PHOTO: Caroline Bauman
Hispanic parents attend a training with the Memphis Lift fellowship program.

“Latinos are afraid of talking, of standing up,” Sauceda said. “They’re so afraid they’re not going to be heard because of their legal status. But I will recommend this (fellowship) to parents. How do we want our kids to have a better education if we can’t dedicate time?”

The training includes lessons on local school options, how to speak publicly at a school board meeting, and how to advocate for your children if you believe they are being treated unfairly.

The first fellowship was led by Ian Buchanan, former director of community partnership for the state-run Achievement School District. Now the program is taught in-house, and the Spanish-speaking class is being led this month by Carmelita Hernandez, an alumna.

“No matter what language we speak, we want a high-quality education for our kids just like any other parent,” Hernandez said. “A good education leads to better opportunities.”

Stopping summer slide

On National Summer Learning Day, Memphis takes stock of programs for kids

PHOTO: Helen Carefoot
Torrence Echols, a rising first-grader in Memphis, builds a tower with giant legos at the Benjamin L. Hooks Library on National Summer Learning Day.

When it comes to summer learning, it’s been a better year for Memphis, where a range of new programs have helped to stem learning loss that hits hard in communities with a high number of low-income students.

On Thursday, Mayor Jim Strickland celebrated that work in conjunction with National Summer Learning Day and against the backdrop of the children’s reading room of the city’s main library.

He estimated that 10,000 children and teens are being reached this summer through learning programs spearheaded through Shelby County Schools, Literacy Mid-South, Memphis Public Libraries, churches and nonprofit organizations across the community.

That’s a record-breaking number, Strickland says, in a city with a lot of students struggling to meet state and local reading targets.

Summer learning loss, also known as summer slide, is the tendency for students to lose some of the knowledge and skills they gained during the school year. It’s a large contributor to the achievement gap, since children from low-income families usually don’t get the same summer enrichment opportunities as their more affluent peers. Compounded year after year, the gap widens to the point that, by fifth grade, many students can be up to three years behind in math and reading.

But this summer for the first time, Shelby County Schools offered summer learning academies across the city for students most in need of intervention. And Memphis also received a slice of an $8.5 million state grant to provide summer literacy camps at nine Memphis schools through Tennessee’s Read to be Ready initiative.

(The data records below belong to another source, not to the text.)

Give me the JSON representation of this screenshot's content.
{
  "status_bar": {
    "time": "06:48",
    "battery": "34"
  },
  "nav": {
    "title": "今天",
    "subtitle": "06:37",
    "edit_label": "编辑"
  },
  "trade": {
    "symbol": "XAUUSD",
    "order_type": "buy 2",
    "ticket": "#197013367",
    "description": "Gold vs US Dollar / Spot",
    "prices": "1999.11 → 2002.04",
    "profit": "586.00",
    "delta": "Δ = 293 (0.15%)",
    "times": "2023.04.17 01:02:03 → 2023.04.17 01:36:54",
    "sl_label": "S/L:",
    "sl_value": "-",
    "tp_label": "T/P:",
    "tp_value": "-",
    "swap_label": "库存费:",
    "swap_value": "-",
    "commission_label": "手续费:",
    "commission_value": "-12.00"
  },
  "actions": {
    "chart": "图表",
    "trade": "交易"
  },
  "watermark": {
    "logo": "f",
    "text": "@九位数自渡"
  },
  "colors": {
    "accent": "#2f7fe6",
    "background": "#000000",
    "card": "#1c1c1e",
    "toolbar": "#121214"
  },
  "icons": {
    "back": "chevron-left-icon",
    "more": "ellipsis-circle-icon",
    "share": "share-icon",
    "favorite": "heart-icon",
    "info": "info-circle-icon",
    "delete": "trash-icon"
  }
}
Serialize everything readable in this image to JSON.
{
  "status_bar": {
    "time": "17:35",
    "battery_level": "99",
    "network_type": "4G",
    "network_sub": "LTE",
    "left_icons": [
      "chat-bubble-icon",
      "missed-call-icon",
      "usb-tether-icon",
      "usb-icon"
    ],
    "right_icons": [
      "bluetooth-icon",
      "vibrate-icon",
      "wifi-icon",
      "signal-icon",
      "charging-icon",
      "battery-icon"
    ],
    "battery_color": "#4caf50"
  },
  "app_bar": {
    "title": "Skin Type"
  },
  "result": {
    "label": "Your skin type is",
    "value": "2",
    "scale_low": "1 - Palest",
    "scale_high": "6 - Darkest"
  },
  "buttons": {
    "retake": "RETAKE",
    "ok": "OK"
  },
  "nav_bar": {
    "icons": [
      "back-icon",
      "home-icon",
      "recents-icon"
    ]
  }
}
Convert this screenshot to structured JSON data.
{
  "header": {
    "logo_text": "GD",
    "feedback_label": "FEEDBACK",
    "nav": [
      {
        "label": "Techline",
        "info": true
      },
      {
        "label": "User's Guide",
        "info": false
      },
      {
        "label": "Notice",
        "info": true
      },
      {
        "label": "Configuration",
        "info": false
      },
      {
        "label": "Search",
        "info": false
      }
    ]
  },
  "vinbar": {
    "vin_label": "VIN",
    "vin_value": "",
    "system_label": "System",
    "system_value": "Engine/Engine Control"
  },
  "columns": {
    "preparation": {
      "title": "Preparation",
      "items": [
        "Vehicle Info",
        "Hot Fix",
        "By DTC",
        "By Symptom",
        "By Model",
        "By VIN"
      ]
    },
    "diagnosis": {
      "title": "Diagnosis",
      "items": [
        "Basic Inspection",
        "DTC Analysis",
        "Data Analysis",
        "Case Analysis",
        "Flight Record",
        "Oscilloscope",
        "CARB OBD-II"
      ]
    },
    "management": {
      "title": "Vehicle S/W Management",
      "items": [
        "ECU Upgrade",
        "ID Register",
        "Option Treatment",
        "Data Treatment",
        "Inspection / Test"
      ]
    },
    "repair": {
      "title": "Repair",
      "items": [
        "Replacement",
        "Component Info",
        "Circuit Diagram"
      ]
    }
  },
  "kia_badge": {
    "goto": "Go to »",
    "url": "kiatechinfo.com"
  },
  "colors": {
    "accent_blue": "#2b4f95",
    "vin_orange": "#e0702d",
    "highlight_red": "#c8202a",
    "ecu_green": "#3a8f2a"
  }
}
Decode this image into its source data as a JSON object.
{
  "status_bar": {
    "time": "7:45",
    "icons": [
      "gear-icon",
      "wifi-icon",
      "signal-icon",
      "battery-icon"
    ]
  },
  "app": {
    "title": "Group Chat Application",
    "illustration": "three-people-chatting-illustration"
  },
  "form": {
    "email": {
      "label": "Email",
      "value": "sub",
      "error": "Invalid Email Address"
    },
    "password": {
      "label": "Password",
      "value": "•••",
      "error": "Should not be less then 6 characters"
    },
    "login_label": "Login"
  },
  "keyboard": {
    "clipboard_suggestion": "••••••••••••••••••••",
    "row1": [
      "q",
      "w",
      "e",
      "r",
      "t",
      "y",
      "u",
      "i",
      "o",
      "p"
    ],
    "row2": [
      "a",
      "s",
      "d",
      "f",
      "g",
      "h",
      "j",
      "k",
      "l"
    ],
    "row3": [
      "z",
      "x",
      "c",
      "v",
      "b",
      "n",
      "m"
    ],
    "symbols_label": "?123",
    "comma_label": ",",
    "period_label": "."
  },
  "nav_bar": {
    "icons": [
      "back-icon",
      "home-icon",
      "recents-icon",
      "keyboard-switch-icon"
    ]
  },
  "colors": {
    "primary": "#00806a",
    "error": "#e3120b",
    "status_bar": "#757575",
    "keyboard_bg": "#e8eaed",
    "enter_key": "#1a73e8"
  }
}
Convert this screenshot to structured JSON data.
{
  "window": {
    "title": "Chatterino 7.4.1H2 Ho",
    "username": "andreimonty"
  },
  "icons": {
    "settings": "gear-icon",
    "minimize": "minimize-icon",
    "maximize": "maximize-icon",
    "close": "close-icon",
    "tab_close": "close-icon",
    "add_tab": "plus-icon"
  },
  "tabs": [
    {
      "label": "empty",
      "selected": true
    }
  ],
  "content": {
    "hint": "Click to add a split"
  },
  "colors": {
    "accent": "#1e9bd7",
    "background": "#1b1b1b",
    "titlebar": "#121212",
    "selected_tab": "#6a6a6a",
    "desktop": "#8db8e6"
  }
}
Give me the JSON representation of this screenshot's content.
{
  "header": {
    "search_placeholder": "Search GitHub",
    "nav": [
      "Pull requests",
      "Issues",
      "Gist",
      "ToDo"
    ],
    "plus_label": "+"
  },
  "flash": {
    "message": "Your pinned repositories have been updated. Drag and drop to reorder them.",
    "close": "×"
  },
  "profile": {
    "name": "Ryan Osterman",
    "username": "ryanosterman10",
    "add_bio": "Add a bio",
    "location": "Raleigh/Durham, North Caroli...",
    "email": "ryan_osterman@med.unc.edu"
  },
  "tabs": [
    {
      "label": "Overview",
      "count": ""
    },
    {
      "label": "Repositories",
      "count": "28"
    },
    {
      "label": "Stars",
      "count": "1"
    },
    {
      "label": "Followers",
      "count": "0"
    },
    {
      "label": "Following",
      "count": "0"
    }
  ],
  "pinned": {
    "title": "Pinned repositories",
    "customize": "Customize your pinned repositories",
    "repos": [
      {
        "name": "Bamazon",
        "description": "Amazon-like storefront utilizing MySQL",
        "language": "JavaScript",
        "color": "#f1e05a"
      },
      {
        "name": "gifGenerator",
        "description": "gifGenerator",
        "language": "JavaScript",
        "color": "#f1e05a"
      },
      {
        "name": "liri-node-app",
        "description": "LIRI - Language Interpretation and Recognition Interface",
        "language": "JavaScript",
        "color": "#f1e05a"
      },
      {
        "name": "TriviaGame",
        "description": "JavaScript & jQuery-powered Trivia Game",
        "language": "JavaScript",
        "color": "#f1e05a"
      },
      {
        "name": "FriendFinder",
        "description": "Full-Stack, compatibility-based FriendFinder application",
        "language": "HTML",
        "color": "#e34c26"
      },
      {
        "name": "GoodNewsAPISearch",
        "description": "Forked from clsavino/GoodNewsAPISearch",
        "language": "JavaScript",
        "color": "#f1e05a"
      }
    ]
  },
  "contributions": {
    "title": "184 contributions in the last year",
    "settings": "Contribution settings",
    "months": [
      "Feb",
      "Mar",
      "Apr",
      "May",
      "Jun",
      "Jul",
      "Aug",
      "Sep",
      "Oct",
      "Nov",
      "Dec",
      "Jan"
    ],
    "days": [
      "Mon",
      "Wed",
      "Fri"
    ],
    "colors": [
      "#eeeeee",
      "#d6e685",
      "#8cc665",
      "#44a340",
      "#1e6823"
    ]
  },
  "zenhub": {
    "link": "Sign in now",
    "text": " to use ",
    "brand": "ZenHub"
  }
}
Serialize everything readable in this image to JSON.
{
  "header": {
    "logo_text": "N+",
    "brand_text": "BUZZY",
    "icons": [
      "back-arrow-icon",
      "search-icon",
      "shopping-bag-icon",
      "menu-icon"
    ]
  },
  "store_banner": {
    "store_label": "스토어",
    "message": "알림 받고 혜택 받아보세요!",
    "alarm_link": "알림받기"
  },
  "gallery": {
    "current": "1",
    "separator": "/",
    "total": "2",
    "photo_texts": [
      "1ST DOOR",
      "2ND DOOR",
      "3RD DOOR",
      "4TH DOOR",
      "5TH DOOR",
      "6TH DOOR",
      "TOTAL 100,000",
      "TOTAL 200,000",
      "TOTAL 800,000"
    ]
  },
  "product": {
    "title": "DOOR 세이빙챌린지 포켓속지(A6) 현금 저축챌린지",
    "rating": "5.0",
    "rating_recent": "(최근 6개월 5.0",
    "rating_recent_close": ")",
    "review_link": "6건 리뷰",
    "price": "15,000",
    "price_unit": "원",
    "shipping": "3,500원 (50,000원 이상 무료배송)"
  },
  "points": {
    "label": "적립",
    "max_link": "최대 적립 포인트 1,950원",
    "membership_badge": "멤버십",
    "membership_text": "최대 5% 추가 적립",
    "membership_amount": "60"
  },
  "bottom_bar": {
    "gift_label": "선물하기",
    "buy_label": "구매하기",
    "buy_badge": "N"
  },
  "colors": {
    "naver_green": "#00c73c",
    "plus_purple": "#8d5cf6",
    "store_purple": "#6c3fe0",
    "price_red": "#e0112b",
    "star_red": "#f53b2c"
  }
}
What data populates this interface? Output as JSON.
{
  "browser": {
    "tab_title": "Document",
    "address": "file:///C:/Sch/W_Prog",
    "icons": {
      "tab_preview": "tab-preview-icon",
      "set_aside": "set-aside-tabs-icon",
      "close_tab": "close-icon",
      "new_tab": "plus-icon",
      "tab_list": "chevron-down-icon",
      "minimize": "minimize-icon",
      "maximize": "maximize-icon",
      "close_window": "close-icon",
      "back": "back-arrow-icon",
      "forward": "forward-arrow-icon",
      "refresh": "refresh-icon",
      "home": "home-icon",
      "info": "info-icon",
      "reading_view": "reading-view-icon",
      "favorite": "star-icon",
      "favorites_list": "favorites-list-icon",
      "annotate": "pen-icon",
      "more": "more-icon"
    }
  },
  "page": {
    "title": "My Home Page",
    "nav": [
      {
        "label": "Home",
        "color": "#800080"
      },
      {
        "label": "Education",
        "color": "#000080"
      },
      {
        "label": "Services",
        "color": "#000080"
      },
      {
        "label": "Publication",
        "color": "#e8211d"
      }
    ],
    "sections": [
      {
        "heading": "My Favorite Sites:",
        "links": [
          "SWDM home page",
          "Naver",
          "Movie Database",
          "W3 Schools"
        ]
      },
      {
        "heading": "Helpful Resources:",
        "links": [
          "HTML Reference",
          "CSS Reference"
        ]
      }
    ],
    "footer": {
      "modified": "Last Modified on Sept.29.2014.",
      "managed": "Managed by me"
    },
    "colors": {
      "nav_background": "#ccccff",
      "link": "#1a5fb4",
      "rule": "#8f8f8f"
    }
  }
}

Literacy Mid-South used Thursday’s event to encourage Memphians to “drop everything and read!”

The nonprofit, which is providing resources this summer through about 15 organizations in Greater Memphis, is challenging students to log 1,400 minutes of summertime reading, an amount that research shows can mitigate learning loss and even increase test scores.

Reading is a problem for many students in Memphis and across Tennessee. Less than a third of third-graders in Shelby County Schools read on grade level, and the district is working to boost that rate to 90 percent by 2025 under its Destination 2025 plan.

The city of Memphis, which does not fund local schools, has made Memphis Public Libraries the focal point of its education work. This summer, the library is offering programs on everything from STEM and robotics to art and test prep.

Parents are a critical component, helping their kids to take advantage of books, programs and services that counter the doldrums of summer learning.

Soon after the mayor left the Benjamin L. Hooks Library on Thursday, Tammy Echols arrived with her son, Torrence, a rising first-grader at Levi Elementary School. Echols said they visit regularly to read books and do computer and math games.

“We always do a lot of reading and we’re working on learning sight words,” Echols said as she watched her son build a tower out of giant Lego blocks. “Torrence is a learning child and it’s easy to forget what you just learned if you’re not constantly reinforcing.”

You can find summer learning resources for families from the National Summer Learning Association.